Once that's done, you'll have an almost-functional machine. Remember how we mentioned copy protection above? Well, the copy protection for both games is -different-, so we've had to work around it by altering parts of the ROMs. However, this work around also requires just a touch of hardware support -- you need to replace your slapstic, the chip in location 10C. Grab a 20-pin machined socket, and solder a wire between pins 4 and 10, then between pins 5 and 9, and plug this into where the slapstic used to be.

Now, if all is well, you'll have a switcharoo game. If the high address lines are grounded, you'll get Gauntlet, if they're at 5v, you'll get Gauntlet II. I, you could used those quick-plug style female connectors, plugged into the two test points (5v and GND) up next to where the player joysticks plug in (Note: some boards don't have a +5 test point). I used I single pole double throw switch (3 wires) as shown on the schematic, It's OK to flip the switch with the power on. It will crash the program and causes a wacthdog timer reboot.

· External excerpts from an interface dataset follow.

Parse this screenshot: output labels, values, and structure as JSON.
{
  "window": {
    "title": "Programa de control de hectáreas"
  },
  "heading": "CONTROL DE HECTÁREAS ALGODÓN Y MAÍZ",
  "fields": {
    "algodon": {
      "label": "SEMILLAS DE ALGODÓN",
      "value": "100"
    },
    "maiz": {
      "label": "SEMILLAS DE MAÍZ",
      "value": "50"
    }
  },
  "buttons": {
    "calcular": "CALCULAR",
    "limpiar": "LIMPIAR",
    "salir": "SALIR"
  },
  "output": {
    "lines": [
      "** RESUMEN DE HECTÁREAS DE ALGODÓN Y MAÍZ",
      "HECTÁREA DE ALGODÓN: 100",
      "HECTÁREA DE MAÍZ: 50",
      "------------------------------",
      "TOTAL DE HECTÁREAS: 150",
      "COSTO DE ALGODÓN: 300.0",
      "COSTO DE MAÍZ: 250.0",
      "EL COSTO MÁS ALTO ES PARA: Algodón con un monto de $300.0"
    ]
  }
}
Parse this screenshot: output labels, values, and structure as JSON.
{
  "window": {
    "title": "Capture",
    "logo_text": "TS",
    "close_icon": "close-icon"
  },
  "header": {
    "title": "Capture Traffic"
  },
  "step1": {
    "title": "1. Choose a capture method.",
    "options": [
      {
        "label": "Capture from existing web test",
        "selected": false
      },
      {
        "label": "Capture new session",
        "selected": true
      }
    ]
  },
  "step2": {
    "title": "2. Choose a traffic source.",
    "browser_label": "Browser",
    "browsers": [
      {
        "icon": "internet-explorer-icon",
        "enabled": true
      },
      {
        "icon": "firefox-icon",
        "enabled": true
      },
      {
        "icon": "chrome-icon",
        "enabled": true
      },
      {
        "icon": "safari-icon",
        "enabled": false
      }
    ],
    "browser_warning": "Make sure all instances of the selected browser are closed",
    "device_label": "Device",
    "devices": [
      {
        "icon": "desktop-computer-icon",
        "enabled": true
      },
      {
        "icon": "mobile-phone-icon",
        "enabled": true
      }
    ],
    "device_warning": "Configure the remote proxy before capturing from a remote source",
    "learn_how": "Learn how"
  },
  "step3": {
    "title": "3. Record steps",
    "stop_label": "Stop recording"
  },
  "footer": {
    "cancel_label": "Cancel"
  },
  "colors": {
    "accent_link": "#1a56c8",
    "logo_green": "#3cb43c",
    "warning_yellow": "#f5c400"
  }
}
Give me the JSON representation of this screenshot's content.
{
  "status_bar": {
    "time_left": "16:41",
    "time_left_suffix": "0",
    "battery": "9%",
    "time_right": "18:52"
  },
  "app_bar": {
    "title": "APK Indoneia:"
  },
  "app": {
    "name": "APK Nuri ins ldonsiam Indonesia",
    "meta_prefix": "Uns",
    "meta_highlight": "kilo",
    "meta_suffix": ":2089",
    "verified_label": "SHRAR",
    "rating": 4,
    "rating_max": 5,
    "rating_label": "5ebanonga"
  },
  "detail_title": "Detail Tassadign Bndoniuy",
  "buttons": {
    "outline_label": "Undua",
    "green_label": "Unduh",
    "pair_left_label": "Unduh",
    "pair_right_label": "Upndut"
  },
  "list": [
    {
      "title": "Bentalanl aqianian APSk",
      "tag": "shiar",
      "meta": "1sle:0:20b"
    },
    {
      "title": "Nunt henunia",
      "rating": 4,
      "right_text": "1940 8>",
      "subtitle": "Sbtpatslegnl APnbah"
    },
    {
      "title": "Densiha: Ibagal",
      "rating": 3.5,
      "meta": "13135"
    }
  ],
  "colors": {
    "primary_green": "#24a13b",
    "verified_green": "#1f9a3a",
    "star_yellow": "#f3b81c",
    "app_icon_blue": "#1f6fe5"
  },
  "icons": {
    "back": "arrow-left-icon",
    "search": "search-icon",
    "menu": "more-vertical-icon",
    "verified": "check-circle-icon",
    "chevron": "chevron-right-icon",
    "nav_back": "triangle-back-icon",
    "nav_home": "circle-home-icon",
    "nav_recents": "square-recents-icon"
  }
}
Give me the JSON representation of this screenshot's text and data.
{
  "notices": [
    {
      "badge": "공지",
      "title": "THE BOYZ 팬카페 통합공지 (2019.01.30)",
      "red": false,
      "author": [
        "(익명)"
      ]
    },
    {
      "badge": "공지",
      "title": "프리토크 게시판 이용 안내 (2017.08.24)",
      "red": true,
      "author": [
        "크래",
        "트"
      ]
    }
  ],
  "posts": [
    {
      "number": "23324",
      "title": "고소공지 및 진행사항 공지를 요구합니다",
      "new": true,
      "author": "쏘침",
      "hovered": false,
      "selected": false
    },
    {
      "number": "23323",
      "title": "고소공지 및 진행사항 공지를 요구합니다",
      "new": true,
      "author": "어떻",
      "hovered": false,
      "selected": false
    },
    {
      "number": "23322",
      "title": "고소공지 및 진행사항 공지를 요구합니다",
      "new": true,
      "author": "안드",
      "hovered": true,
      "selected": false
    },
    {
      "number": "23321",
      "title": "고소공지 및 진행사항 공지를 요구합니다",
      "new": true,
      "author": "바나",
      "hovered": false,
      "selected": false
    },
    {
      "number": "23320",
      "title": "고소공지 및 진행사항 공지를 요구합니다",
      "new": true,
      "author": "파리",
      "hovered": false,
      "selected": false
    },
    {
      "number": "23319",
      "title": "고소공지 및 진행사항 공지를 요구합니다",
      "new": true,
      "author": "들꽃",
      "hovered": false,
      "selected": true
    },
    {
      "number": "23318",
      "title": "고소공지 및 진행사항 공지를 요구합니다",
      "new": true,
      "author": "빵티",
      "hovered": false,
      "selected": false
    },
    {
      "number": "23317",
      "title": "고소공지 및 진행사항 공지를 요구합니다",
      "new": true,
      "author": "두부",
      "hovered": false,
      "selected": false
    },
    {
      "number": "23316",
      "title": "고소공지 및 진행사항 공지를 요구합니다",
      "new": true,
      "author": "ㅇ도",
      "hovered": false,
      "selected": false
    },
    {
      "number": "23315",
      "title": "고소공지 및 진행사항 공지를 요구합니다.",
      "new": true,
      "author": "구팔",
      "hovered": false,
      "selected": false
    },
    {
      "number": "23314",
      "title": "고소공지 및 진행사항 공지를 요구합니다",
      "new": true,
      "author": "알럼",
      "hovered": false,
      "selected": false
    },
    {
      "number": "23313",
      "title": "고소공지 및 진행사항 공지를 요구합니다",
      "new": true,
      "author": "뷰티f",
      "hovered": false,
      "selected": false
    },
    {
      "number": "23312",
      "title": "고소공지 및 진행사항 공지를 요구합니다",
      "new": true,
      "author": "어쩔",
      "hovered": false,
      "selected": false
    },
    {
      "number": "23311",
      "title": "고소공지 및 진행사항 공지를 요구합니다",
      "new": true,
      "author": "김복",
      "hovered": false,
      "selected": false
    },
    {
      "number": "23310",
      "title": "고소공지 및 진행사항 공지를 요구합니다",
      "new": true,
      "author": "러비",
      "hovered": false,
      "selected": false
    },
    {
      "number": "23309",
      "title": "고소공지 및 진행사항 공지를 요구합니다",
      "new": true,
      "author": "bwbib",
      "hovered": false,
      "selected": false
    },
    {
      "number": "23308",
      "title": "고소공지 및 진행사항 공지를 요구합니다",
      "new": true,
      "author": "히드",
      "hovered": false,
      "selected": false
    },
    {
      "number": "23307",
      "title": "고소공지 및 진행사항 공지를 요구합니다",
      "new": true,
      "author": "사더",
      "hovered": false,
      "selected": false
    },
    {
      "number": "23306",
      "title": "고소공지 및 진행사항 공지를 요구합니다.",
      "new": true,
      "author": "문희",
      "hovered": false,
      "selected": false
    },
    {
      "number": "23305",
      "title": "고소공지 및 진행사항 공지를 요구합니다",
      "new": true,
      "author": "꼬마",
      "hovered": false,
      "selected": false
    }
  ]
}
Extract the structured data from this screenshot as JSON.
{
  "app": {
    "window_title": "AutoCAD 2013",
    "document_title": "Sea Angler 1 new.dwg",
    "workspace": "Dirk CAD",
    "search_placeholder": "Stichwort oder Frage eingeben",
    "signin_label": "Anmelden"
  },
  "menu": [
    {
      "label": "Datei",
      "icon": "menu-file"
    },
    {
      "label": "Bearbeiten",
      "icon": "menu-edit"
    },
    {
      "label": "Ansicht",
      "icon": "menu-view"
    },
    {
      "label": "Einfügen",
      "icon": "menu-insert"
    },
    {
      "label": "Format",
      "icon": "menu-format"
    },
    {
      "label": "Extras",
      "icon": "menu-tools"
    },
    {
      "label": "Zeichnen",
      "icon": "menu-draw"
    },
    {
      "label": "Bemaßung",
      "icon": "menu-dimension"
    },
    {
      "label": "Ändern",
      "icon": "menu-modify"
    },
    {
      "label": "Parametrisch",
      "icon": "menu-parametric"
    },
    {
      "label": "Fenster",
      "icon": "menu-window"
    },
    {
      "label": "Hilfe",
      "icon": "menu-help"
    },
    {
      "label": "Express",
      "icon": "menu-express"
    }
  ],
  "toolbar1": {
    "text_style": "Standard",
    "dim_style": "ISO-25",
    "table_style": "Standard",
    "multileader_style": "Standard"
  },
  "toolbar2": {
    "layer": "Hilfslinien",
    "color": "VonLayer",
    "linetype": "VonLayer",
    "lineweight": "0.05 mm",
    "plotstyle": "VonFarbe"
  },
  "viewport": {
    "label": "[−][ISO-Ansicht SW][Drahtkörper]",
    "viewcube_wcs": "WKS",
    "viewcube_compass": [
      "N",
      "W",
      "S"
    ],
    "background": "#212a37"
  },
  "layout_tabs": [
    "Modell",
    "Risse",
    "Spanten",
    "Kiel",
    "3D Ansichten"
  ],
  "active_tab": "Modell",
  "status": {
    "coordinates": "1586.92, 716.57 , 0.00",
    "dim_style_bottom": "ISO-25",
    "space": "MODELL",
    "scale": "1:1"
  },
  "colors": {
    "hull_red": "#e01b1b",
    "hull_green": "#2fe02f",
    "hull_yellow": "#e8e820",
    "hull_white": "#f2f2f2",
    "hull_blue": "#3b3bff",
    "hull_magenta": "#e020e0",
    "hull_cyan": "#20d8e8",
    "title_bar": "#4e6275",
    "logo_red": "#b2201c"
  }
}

Be sure to check out the Gauntlet Pause Switch page, too. Good Luck.

I own a set of both Gauntlet and Gauntlet II ROMs, so I need


Schematic of Game select switch (and other circuits)

Only the "Dual Game Select" section is needed for this mod. Even the LEDs and resistors are optional. See my other pages for information on the other sections.